The Nancy Sever Gallery is pleased to present RIEDELBAUCH | AMESBURY | GEORGE, an exhibition of the work of three Canberra based artists who apply their imagination and creativity to exploring the possibilities of their chosen medium.

Gilbert Riedelbauch works as a contemporary designer/maker using a variety of materials and processes. He has a particular interest in combining digital technologies with traditional metal working techniques and the integration of digital fabrication with traditional ways of making. His works include public art projects such as the 'Coat of Arms' at the Canberra Magistrates Court, sculptural objects based on mathematical equations, Light objects using LEDs and, more recently, folded forms using composite aluminium.

Avi Amesbury’s work explores the multi-layered and intricate relationships between place, experience and memory. She uses materials collected from the land, such as clay and volcanic ash, and mark making to explore her place within the Australian landscape.

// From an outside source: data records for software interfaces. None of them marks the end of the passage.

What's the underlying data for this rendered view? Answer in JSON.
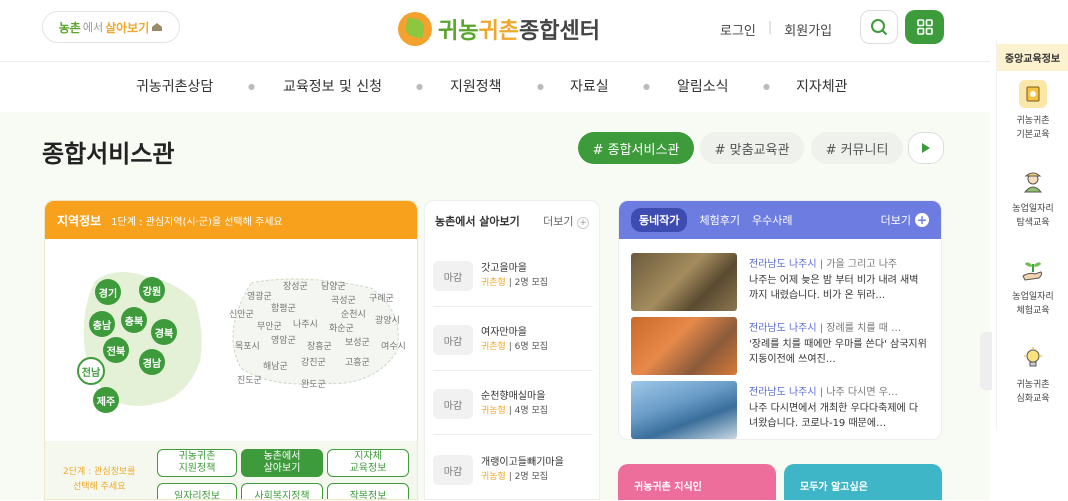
{
  "header": {
    "pill_logo": {
      "g": "농촌",
      "s": "에서",
      "o": "살아보기"
    },
    "brand": {
      "g": "귀농",
      "o": "귀촌",
      "rest": "종합센터"
    },
    "login": "로그인",
    "signup": "회원가입"
  },
  "nav": [
    "귀농귀촌상담",
    "교육정보 및 신청",
    "지원정책",
    "자료실",
    "알림소식",
    "지자체관"
  ],
  "page_title": "종합서비스관",
  "tabs": [
    "# 종합서비스관",
    "# 맞춤교육관",
    "# 커뮤니티"
  ],
  "region_panel": {
    "title": "지역정보",
    "step1": "1단계 : 관심지역(시·군)을 선택해 주세요",
    "regions": [
      "경기",
      "강원",
      "충남",
      "충북",
      "경북",
      "전북",
      "경남",
      "전남",
      "제주"
    ],
    "counties": [
      "장성군",
      "담양군",
      "영광군",
      "곡성군",
      "구례군",
      "함평군",
      "순천시",
      "신안군",
      "광양시",
      "무안군",
      "나주시",
      "화순군",
      "목포시",
      "영암군",
      "보성군",
      "여수시",
      "해남군",
      "장흥군",
      "고흥군",
      "강진군",
      "진도군",
      "완도군"
    ],
    "step2_line1": "2단계 : 관심정보를",
    "step2_line2": "선택해 주세요",
    "buttons": [
      [
        "귀농귀촌",
        "지원정책"
      ],
      [
        "농촌에서",
        "살아보기"
      ],
      [
        "지자체",
        "교육정보"
      ],
      [
        "일자리정보"
      ],
      [
        "사회복지정책"
      ],
      [
        "작목정보"
      ]
    ]
  },
  "village_panel": {
    "title": "농촌에서 살아보기",
    "more": "더보기",
    "items": [
      {
        "status": "마감",
        "name": "갓고을마을",
        "type": "귀촌형",
        "count": "2명 모집"
      },
      {
        "status": "마감",
        "name": "여자만마을",
        "type": "귀촌형",
        "count": "6명 모집"
      },
      {
        "status": "마감",
        "name": "순천향매실마을",
        "type": "귀농형",
        "count": "4명 모집"
      },
      {
        "status": "마감",
        "name": "개랭이고들빼기마을",
        "type": "귀농형",
        "count": "2명 모집"
      }
    ]
  },
  "news_panel": {
    "tabs": [
      "동네작가",
      "체험후기",
      "우수사례"
    ],
    "more": "더보기",
    "items": [
      {
        "loc": "전라남도 나주시",
        "subject": "가을 그리고 나주",
        "text": "나주는 어제 늦은 밤 부터 비가 내려 새벽까지 내렸습니다. 비가 온 뒤라…"
      },
      {
        "loc": "전라남도 나주시",
        "subject": "장례를 치를 때 …",
        "text": "'장례를 치를 때에만 우마를 쓴다' 삼국지위지동이전에 쓰여진…"
      },
      {
        "loc": "전라남도 나주시",
        "subject": "나주 다시면 우…",
        "text": "나주 다시면에서 개최한 우다다축제에 다녀왔습니다. 코로나-19 때문에…"
      }
    ]
  },
  "banners": [
    "귀농귀촌 지식인",
    "모두가 알고싶은"
  ],
  "sidebar": {
    "title": "중앙교육정보",
    "items": [
      [
        "귀농귀촌",
        "기본교육"
      ],
      [
        "농업일자리",
        "탐색교육"
      ],
      [
        "농업일자리",
        "체험교육"
      ],
      [
        "귀농귀촌",
        "심화교육"
      ]
    ]
  },
  "colors": {
    "green": "#3e9b3b",
    "orange": "#f7a11d",
    "purple": "#6c7ce0",
    "pink": "#ee6e9b",
    "teal": "#3fb6c8"
  }
}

Mel George looks to give form and permanence to the intangibility of time - the impression of both its impending and passing presence. She represents familiar structures and systems employed in our everyday to mark, record, plan and chart our time, such as calendars and in this case, weekly layouts. She opts to omit the usual text that would typically be added to each of these items. Instead, she fills the available space with coloured swatches that use variation and vibrancy of hues to harmonise the sense of the situation within each swatch. Glass allows her to present these abstract narratives and archetypically ephemeral daily acts as visually soft immersive fields that give rigid preservation and permanence.

GILBERT RIEDELBAUCH

Gilbert Riedelbauch has been based in Canberra since 1992. He  is as a Designer/Maker working with variety of materials and processes. He holds qualifications from the Australian National University and the Akademie der Bildenden Künste Nürnberg, Germany. He exhibits his work nationally and internationally.

His awards include the coveted Bayerischer Staatspreis: Meister der Moderne (2002), Germany and a national teaching award for his contribution to university teaching, a Carrick Citation (2007). He is the Postgraduate Coursework convener and the head of Foundation Studies at the School of Art, Australian National University, Canberra.

The current body of works is created through the combination of digital technologies with traditional metal working techniques and the integration of digital fabrication with traditional ways of making.  The designs are guided by his interest in finding and giving form through stressing surfaces. These stresses are controlled by lines engraved with the help of a computer numerically controlled (CNC) router. Following fundamental geometric principles, these lines predetermine the resulting topology of the object.

 

Gilbert Riedelbauch | Works included in the exhibition:

(for details of the works, please hold cursor over the image)

AVI AMESBURY

Avi Amesbury’s work explores the multi-layered and intricate relationships between place, experience and memory. She uses materials collected from the land, such as clay and volcanic ash, and mark making to explore her place within the Australian landscape.

Avi Amesbury | Works included in the exhibition:

(for details of the works, please hold cursor over the image)

Avi Amesbury's biographical details

MEL GEORGE

Mel George looks to give form and permanence to the intangibility of time - the impression of both its impending and passing presence. She represents familiar structures and systems employed in our everyday to mark, record, plan and chart our time, such as calendars and in this case, weekly layouts. She opts to omit the usual text that would typically be added to each of these items. Instead, she fills the available space with coloured swatches that use variation and vibrancy of hues to harmonise the sense of the situation within each swatch. The glass allows her to present these abstract narratives and archetypically ephemeral daily acts as visually soft immersive fields that give rigid preservation and permanence.

 

Mel George | Works included in the exhibition:

(for details of the works, please hold cursor over the image)